Ray Brunsting, Hakai Science
Bryn Fedje, Hakai Science
Megan Foss, Hakai Science
Matthew Foster, Hakai Science
Ian Giesbrecht, Hakai Science
Sean Godwin, Simon Fraser University
Steven Hallam, University of British Columbia
Alex Hare, Hakai Science
Thierry Heger, Hakai Postdoctoral Fellow
Margot Hessing-Lewis, Hakai Science
Kate Holmes, Hakai Science
Keith Holmes, Hakai Science
Brian Hunt, University of British Columbia
Wayne Jacob, Hakai Science
Patrick Keeling, University of British Columbia
Colleen Kellogg, Hakai Postdoctoral Fellow
Kira Krumhansl, Hakai Postdoctoral Fellow
Jennifer Jackson, Hakai Science
Kate Lansley, Hakai Science
Natalie Mahara, Hakai Science
Lawren McNab, Hakai Science
Allison Oliver, Hakai Postdoctoral Fellow
Evgeny Pakhomov, University of British Columbia
Rebecca Piercey, Hakai Science
Katie Pocock, Hakai Science
Leo Pontier, Hakai Science
Lucy Quayle, Hakai Science
Luba Reshitnyk, Hakai Science
Nelson Roberts, Hakai Science
Curtis Suttle, University of British Columbia

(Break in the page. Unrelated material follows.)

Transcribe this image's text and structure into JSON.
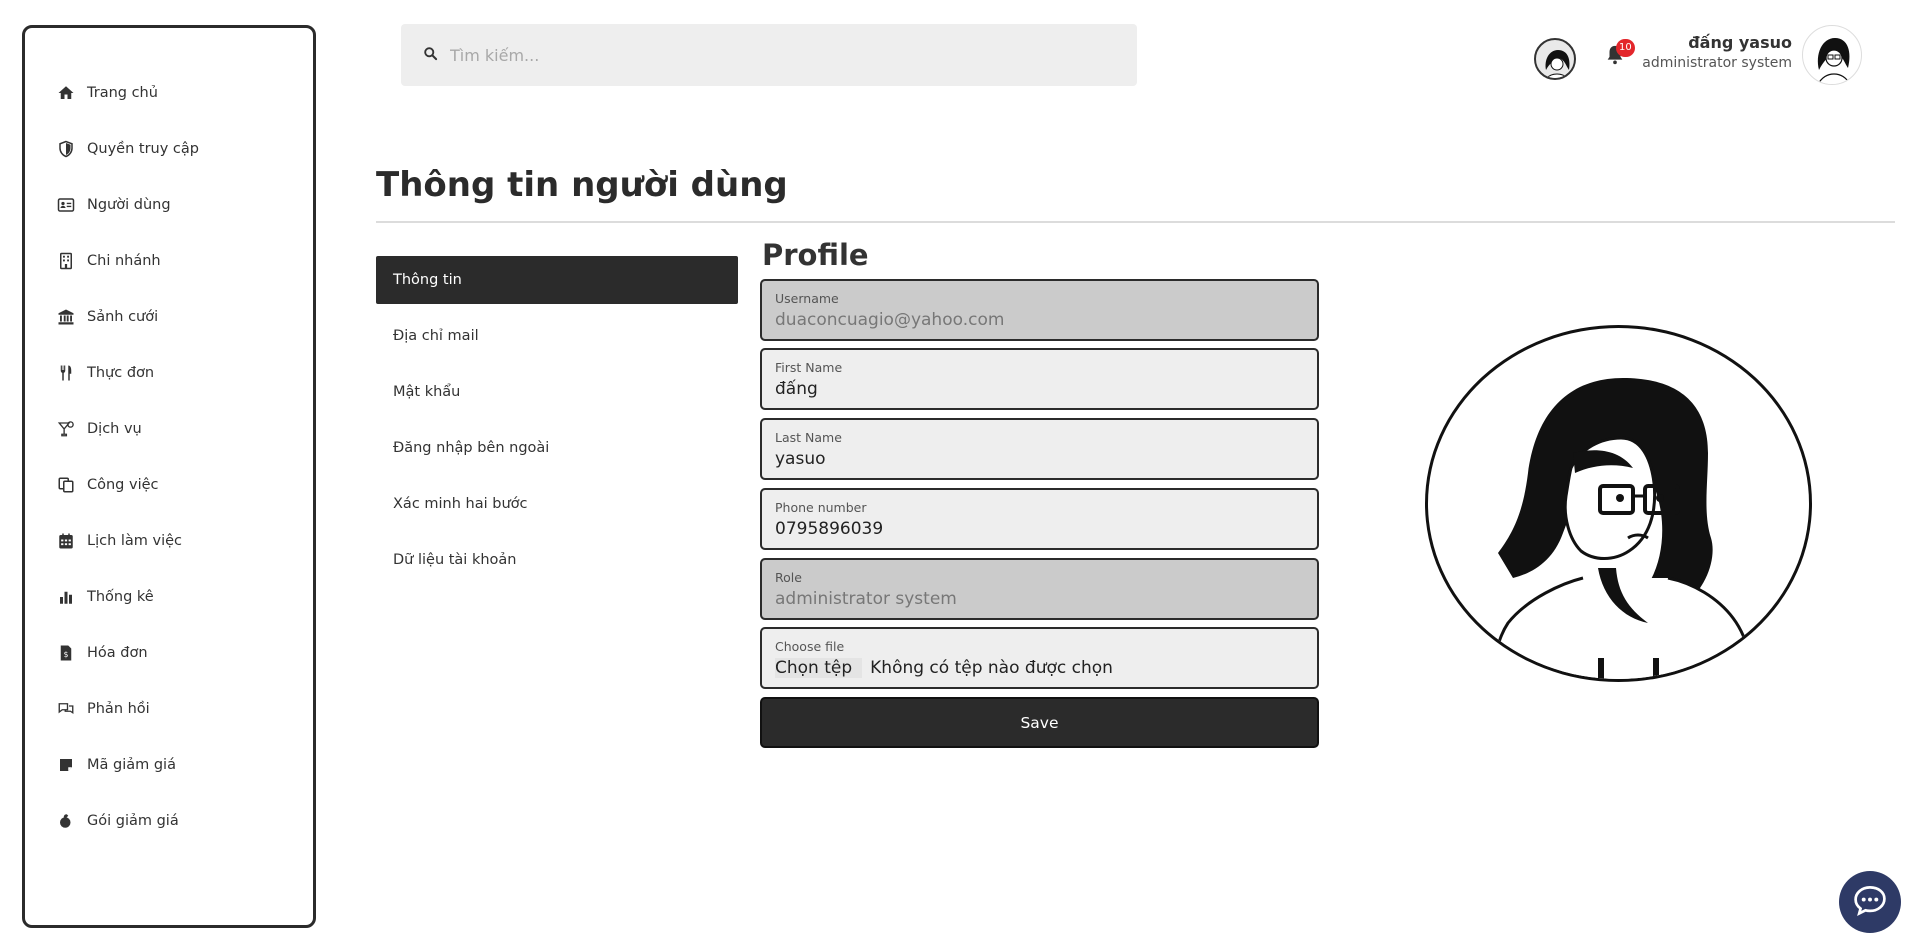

Suzanne Tank, University of Alberta
Kang Wang, University of British Columbia